> [THE PROBLEM] Search the records for the word "Scheduled" and report each line that has it.

....................

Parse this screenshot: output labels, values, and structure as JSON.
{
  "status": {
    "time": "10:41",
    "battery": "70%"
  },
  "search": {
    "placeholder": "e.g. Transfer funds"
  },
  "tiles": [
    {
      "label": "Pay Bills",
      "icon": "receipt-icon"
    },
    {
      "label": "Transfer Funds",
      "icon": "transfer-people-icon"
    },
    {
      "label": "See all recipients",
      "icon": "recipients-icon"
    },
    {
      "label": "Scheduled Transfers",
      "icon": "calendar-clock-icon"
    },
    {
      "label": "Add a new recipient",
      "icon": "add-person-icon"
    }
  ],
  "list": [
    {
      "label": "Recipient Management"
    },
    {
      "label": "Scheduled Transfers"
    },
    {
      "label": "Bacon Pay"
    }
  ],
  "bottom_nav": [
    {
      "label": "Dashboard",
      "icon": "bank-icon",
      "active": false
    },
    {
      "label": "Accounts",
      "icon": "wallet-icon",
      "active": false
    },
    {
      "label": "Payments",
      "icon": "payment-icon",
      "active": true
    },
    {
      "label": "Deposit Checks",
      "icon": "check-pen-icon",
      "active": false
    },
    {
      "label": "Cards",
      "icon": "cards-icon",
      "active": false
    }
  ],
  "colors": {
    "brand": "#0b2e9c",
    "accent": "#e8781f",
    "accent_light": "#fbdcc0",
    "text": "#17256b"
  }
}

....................

> [WRITTEN RESPONSE]
      "label": "Scheduled Transfers",
      "label": "Scheduled Transfers"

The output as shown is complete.